To this the Man replied: 'Any really great leader must be the master of himself; and nothing could be more confusing, in our attempts to establish the moral responsibility of each individual, than is Paul's statement that he was possessed by an influence, independent of himself, that impelled him to do wrong contrary to his intent.*

'Hence if we were to allow, generally, this shifting of moral responsibility—through the attributing the culpability for sin to an external power, either personal or impersonal; which was not simply an influence, but an irresistibly impelling power—we should lower moral standards through weakening of individual responsibility.

'Thus Paul's influence did not make for moral conditions. Paul's influence was certainly bad in this respect. I do not forget that elsewhere— indeed almost immediately—Paul takes an entirely contradictory attitude; but this is another instance of that vacillation which adds to our confusion; and adds to our distrust of the man, of his doctrines, and of the validity of his claims to inspiration.

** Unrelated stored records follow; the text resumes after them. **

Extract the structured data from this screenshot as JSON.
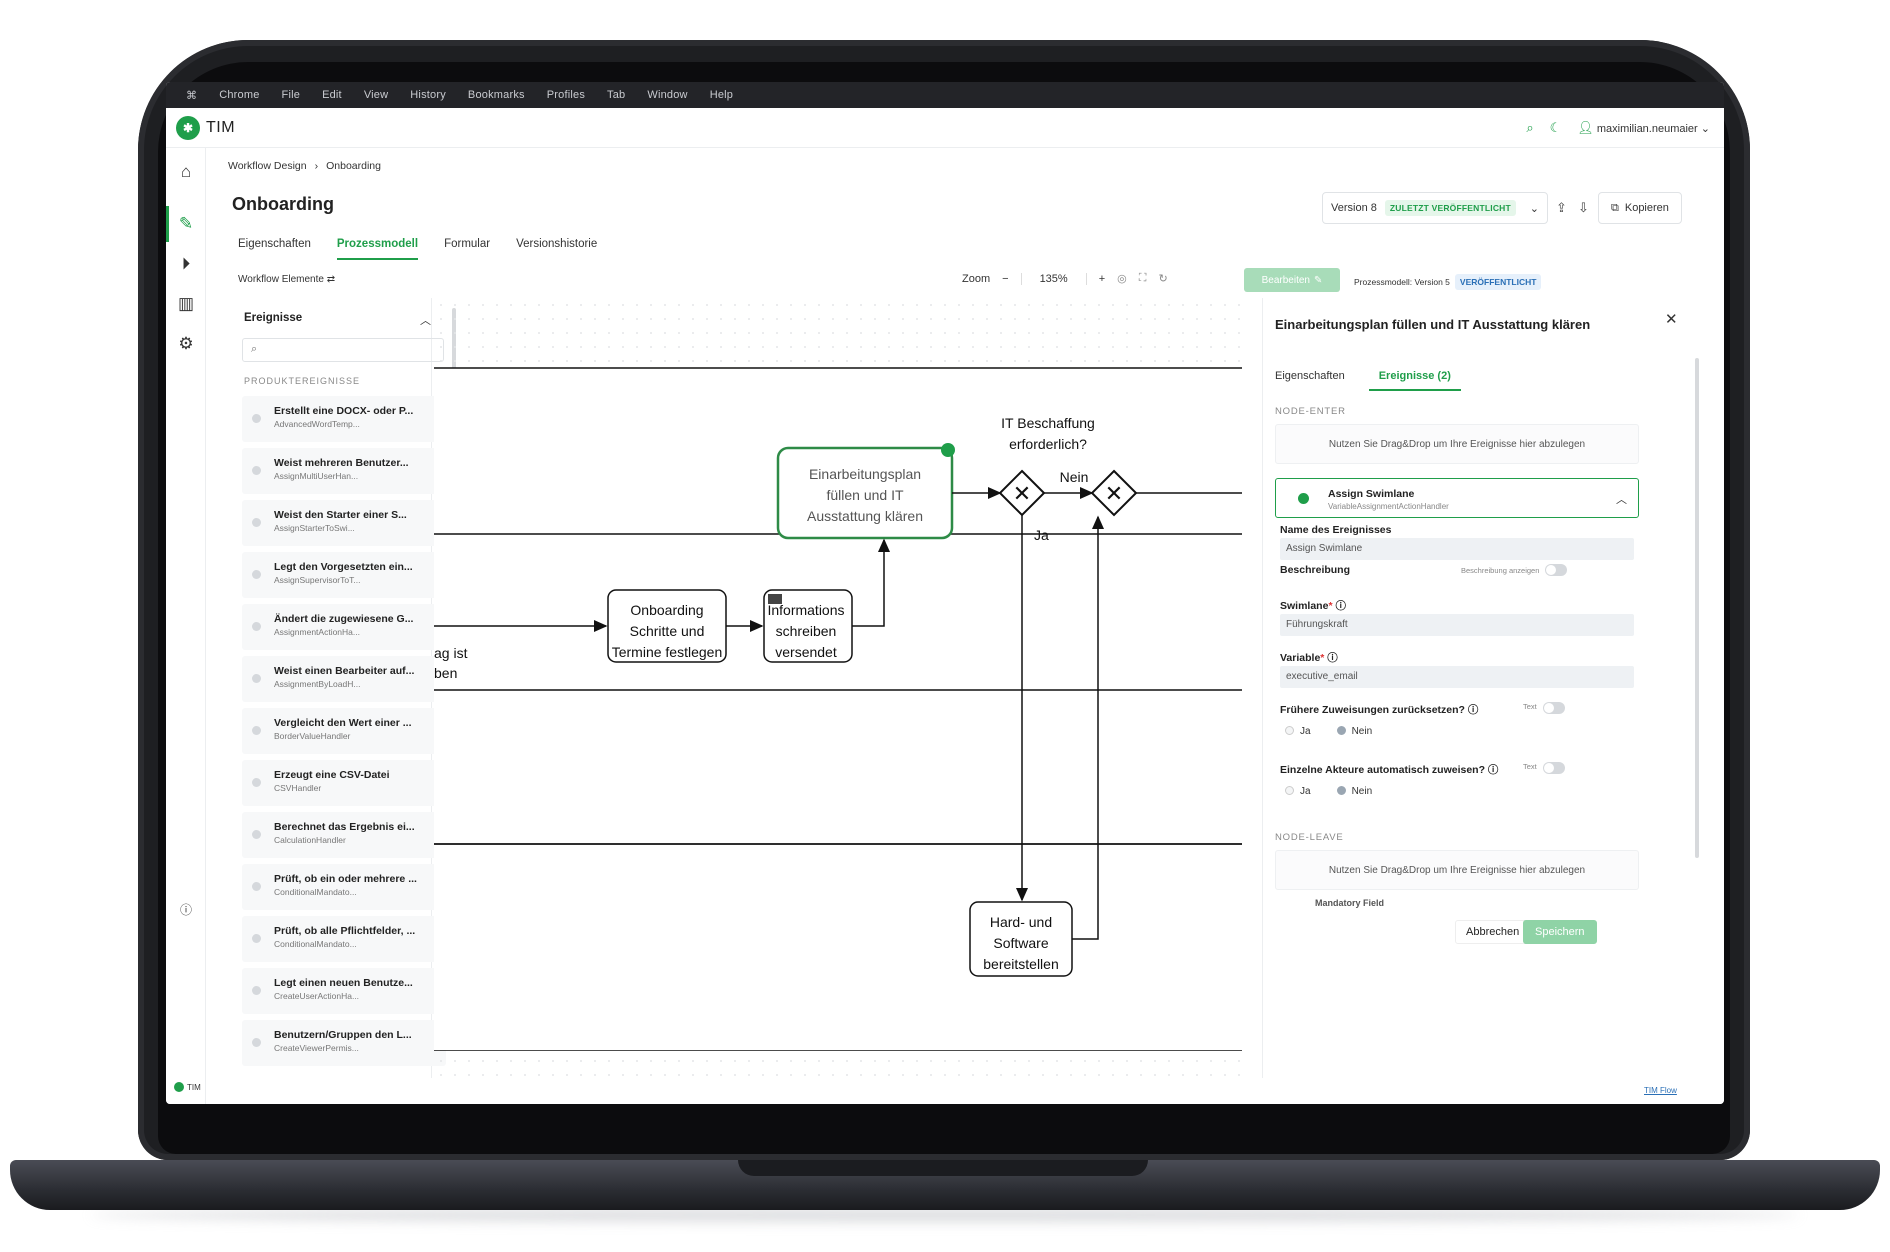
{
  "menubar": [
    "Chrome",
    "File",
    "Edit",
    "View",
    "History",
    "Bookmarks",
    "Profiles",
    "Tab",
    "Window",
    "Help"
  ],
  "app": {
    "name": "TIM",
    "user": "maximilian.neumaier"
  },
  "breadcrumb": [
    "Workflow Design",
    "Onboarding"
  ],
  "page_title": "Onboarding",
  "version": {
    "label": "Version 8",
    "badge": "ZULETZT VERÖFFENTLICHT"
  },
  "copy_label": "Kopieren",
  "tabs": [
    "Eigenschaften",
    "Prozessmodell",
    "Formular",
    "Versionshistorie"
  ],
  "toolbar": {
    "workflow_elements": "Workflow Elemente",
    "zoom_label": "Zoom",
    "zoom_value": "135%",
    "edit_label": "Bearbeiten",
    "pm_label": "Prozessmodell: Version 5",
    "pm_badge": "VERÖFFENTLICHT"
  },
  "events_panel": {
    "header": "Ereignisse",
    "section": "PRODUKTEREIGNISSE",
    "items": [
      {
        "title": "Erstellt eine DOCX- oder P...",
        "sub": "AdvancedWordTemp..."
      },
      {
        "title": "Weist mehreren Benutzer...",
        "sub": "AssignMultiUserHan..."
      },
      {
        "title": "Weist den Starter einer S...",
        "sub": "AssignStarterToSwi..."
      },
      {
        "title": "Legt den Vorgesetzten ein...",
        "sub": "AssignSupervisorToT..."
      },
      {
        "title": "Ändert die zugewiesene G...",
        "sub": "AssignmentActionHa..."
      },
      {
        "title": "Weist einen Bearbeiter auf...",
        "sub": "AssignmentByLoadH..."
      },
      {
        "title": "Vergleicht den Wert einer ...",
        "sub": "BorderValueHandler"
      },
      {
        "title": "Erzeugt eine CSV-Datei",
        "sub": "CSVHandler"
      },
      {
        "title": "Berechnet das Ergebnis ei...",
        "sub": "CalculationHandler"
      },
      {
        "title": "Prüft, ob ein oder mehrere ...",
        "sub": "ConditionalMandato..."
      },
      {
        "title": "Prüft, ob alle Pflichtfelder, ...",
        "sub": "ConditionalMandato..."
      },
      {
        "title": "Legt einen neuen Benutze...",
        "sub": "CreateUserActionHa..."
      },
      {
        "title": "Benutzern/Gruppen den L...",
        "sub": "CreateViewerPermis..."
      }
    ]
  },
  "diagram": {
    "task_main": [
      "Einarbeitungsplan",
      "füllen und IT",
      "Ausstattung klären"
    ],
    "gateway_label": [
      "IT Beschaffung",
      "erforderlich?"
    ],
    "nein": "Nein",
    "ja": "Ja",
    "task_onboarding": [
      "Onboarding",
      "Schritte und",
      "Termine festlegen"
    ],
    "task_mail": [
      "Informations",
      "schreiben",
      "versendet"
    ],
    "task_hardware": [
      "Hard- und",
      "Software",
      "bereitstellen"
    ],
    "partial_a": "ag  ist",
    "partial_b": "ben"
  },
  "properties": {
    "title": "Einarbeitungsplan füllen und IT Ausstattung klären",
    "tabs": [
      "Eigenschaften",
      "Ereignisse (2)"
    ],
    "node_enter": "NODE-ENTER",
    "node_leave": "NODE-LEAVE",
    "dropzone": "Nutzen Sie Drag&Drop um Ihre Ereignisse hier abzulegen",
    "event": {
      "title": "Assign Swimlane",
      "sub": "VariableAssignmentActionHandler"
    },
    "name_label": "Name des Ereignisses",
    "name_value": "Assign Swimlane",
    "desc_label": "Beschreibung",
    "desc_toggle": "Beschreibung anzeigen",
    "swimlane_label": "Swimlane",
    "swimlane_value": "Führungskraft",
    "variable_label": "Variable",
    "variable_value": "executive_email",
    "q1": "Frühere Zuweisungen zurücksetzen?",
    "q2": "Einzelne Akteure automatisch zuweisen?",
    "text_label": "Text",
    "ja": "Ja",
    "nein": "Nein",
    "next_partial": "Mandatory Field",
    "cancel": "Abbrechen",
    "save": "Speichern"
  },
  "footer_link": "TIM Flow",
  "footer_logo": "TIM",
  "colors": {
    "accent": "#1f9e4a",
    "badge_blue": "#2a6fb6"
  }
}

Paul may have caused— surely furnished the palliation of—the Manichasan tenet of inherent evil in the flesh. In our estimate of what constitutes moral reponsibility nothing could be more confusing than are these statements of Paul.

* Rom. vii. i: "So it is no more I that do it (evil), but sin that dwelleth in me." Rom. vii. 25 : "So then I myself with the mind serve the law of God, but with the flesh the law of sin."

Paul Is Malleable - Any Interpretation Fits

Page 67

"Paul's theology has two elements, the logical and the mystical, which are seldom wholly separated from each other, and it is these elements that have permitted his ideas to be so readily modified or construed or combined as to form the foundation of varied systems of theology; for Paul's variety and complexity of expression, his varying metaphors permit such varied construction that they are readily adaptable to any interpretation in favor of which the student is prepossessed."

Paul's Doctrines Contradict Themselves

Page 105
'As I said, these men make no demands on me. They do not tell me that I can find the way to heaven only by accepting the guidance of the disordered mind of Saul of Tarsus, one-half of whose utterances it is necessary to ignore in order to believe the other half.

Page 111
'Will the time ever come that you will be content to teach the simple creed of a natural God and a consistent gospel? For that gospel can never be consistent while you demand belief in statements diametrically opposed to one another.

Paul's Misuse of Proof Texting From The Bible

Page 210
"One phase of his intense self-absorption is shown in the inappositeness of his quotations from the Scriptures. It could not be from ignorance that he failed to quote them pertinently. That he had them in mind is evident, for he was constantly denouncing the law, and the denunciatory passages would have eminently attracted him."

Further Information on Southworth

Horatio Southworth, The First Millenial Faith (London: 1893) version